SOURCE DATA
*** Block opens ***

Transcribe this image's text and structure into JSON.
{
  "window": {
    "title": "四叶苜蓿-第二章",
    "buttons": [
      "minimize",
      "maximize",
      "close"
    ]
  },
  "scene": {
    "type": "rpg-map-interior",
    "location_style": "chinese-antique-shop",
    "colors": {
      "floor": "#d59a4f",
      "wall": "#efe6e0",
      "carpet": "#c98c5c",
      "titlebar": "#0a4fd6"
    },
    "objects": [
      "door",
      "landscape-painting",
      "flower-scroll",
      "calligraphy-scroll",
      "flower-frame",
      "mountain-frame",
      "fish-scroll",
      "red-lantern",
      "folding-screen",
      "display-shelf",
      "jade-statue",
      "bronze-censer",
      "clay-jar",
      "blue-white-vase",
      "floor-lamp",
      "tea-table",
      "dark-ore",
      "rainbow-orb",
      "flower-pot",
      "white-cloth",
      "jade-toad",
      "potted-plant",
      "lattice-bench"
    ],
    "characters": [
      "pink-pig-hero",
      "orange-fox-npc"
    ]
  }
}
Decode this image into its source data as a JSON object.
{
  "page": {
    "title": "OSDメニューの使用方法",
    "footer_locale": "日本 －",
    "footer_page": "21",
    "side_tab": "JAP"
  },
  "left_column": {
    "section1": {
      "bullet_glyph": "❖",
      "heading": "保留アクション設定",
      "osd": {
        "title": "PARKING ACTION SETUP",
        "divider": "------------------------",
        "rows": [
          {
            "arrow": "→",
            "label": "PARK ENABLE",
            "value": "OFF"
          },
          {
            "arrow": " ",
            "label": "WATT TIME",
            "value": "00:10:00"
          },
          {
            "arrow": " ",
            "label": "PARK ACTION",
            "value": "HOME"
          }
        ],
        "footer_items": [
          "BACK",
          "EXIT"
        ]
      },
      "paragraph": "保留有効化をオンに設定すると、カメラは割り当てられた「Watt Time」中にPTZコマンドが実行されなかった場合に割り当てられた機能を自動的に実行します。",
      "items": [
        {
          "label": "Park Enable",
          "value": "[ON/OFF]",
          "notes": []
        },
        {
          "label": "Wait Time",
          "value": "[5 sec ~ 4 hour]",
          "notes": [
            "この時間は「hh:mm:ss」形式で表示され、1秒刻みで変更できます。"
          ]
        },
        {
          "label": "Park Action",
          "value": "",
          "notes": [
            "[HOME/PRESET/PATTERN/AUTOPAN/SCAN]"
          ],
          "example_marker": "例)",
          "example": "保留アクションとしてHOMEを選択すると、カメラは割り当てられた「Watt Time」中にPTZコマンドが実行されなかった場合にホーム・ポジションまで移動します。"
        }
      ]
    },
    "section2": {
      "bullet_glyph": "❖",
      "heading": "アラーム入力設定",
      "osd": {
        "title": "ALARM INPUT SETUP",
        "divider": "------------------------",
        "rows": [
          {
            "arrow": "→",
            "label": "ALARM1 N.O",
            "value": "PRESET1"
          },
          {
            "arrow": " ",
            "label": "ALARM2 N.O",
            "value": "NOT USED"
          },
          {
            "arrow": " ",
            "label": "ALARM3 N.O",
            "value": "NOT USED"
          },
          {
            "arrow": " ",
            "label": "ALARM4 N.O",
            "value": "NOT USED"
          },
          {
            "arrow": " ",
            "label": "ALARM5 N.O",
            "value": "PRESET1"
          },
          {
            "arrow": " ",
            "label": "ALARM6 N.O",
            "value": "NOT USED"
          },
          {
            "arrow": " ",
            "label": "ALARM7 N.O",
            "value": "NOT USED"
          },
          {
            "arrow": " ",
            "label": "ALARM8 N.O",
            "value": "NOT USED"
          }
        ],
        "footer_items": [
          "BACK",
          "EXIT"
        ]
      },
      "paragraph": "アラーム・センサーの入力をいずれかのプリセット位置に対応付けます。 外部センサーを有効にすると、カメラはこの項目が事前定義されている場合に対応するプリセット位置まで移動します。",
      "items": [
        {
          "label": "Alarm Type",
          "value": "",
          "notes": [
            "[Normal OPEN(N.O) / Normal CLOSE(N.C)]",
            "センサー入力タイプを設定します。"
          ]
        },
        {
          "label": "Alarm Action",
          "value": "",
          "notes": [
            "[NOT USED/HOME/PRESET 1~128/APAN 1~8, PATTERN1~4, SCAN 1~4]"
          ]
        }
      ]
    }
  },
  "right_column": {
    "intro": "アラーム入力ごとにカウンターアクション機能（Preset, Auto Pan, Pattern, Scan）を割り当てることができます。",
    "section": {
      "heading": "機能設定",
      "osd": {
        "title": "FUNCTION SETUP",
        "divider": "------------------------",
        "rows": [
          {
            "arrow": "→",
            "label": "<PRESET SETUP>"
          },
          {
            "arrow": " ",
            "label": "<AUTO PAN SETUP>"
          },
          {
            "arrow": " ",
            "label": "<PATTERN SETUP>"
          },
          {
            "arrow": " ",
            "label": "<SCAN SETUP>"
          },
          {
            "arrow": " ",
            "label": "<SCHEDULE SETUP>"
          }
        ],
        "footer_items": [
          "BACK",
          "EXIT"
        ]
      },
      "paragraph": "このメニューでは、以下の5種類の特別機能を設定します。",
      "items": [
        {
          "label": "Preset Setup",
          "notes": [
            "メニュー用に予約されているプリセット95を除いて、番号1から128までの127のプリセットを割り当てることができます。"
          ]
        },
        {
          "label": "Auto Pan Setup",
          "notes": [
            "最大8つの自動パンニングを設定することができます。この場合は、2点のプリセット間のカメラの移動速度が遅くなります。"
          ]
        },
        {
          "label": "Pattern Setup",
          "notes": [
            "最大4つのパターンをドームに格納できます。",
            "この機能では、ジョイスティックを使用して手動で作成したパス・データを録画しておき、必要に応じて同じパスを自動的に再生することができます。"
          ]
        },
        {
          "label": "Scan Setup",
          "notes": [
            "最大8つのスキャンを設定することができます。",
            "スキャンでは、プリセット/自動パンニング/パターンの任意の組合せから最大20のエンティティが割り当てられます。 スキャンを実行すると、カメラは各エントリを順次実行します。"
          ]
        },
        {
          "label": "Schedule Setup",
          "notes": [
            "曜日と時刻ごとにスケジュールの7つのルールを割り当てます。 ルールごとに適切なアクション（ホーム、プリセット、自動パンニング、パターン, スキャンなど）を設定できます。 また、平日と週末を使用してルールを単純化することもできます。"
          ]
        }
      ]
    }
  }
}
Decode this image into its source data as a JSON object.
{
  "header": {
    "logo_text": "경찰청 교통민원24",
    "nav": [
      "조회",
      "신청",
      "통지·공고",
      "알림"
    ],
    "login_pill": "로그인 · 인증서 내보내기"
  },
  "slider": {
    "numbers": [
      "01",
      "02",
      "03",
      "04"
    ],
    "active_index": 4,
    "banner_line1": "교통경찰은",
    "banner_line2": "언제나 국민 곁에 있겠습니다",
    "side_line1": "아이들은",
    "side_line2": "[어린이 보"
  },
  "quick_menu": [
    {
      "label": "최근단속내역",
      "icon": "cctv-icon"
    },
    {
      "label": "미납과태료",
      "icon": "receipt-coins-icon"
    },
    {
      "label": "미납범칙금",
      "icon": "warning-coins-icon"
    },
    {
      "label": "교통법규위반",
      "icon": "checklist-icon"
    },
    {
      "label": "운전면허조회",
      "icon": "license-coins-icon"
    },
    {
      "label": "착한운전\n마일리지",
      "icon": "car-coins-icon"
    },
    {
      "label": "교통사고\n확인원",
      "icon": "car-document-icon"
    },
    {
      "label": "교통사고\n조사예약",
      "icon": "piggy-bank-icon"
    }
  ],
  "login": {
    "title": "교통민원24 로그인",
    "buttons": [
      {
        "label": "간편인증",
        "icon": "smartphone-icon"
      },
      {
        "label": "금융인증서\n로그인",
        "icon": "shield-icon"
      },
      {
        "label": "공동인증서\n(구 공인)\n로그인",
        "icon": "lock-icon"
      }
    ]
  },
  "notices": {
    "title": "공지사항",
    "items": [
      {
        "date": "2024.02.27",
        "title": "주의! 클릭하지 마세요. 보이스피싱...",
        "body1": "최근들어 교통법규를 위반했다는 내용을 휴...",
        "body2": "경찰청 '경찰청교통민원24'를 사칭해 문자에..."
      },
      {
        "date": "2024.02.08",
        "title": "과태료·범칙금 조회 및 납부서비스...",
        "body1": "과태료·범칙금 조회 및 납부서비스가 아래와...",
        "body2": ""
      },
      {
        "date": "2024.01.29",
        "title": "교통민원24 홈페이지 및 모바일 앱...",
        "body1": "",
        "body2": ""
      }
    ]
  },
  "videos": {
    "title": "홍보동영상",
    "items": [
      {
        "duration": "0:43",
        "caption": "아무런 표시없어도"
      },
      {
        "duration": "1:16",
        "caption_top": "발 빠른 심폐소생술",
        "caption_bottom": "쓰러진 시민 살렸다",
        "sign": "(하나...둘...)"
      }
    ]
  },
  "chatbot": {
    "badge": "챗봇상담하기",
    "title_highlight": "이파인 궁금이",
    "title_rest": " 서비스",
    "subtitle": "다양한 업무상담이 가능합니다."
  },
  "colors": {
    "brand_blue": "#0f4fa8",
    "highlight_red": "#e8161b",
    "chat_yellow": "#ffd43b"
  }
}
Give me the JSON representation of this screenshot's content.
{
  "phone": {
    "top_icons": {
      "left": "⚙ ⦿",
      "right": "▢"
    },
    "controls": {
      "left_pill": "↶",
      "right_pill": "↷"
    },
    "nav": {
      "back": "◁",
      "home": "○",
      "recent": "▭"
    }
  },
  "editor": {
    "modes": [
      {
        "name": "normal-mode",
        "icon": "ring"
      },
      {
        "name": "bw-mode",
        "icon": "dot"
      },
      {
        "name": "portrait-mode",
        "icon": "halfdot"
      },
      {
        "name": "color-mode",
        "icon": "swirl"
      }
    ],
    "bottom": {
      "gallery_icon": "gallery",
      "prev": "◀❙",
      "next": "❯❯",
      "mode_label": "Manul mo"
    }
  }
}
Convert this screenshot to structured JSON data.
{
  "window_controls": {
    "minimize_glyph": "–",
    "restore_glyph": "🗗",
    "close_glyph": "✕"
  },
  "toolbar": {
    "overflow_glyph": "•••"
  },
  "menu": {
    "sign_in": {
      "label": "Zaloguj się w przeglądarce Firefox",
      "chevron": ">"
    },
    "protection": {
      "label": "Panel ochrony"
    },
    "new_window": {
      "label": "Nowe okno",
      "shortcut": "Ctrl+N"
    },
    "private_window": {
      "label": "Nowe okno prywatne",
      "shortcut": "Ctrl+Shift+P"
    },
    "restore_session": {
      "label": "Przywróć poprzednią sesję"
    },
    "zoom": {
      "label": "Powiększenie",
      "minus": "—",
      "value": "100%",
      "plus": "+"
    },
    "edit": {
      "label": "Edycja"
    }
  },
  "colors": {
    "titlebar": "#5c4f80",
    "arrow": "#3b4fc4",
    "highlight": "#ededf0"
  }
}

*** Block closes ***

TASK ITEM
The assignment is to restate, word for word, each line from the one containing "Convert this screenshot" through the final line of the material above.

PROBLEM SOLUTION
Convert this screenshot to structured JSON data.
{
  "window_controls": {
    "minimize_glyph": "–",
    "restore_glyph": "🗗",
    "close_glyph": "✕"
  },
  "toolbar": {
    "overflow_glyph": "•••"
  },
  "menu": {
    "sign_in": {
      "label": "Zaloguj się w przeglądarce Firefox",
      "chevron": ">"
    },
    "protection": {
      "label": "Panel ochrony"
    },
    "new_window": {
      "label": "Nowe okno",
      "shortcut": "Ctrl+N"
    },
    "private_window": {
      "label": "Nowe okno prywatne",
      "shortcut": "Ctrl+Shift+P"
    },
    "restore_session": {
      "label": "Przywróć poprzednią sesję"
    },
    "zoom": {
      "label": "Powiększenie",
      "minus": "—",
      "value": "100%",
      "plus": "+"
    },
    "edit": {
      "label": "Edycja"
    }
  },
  "colors": {
    "titlebar": "#5c4f80",
    "arrow": "#3b4fc4",
    "highlight": "#ededf0"
  }
}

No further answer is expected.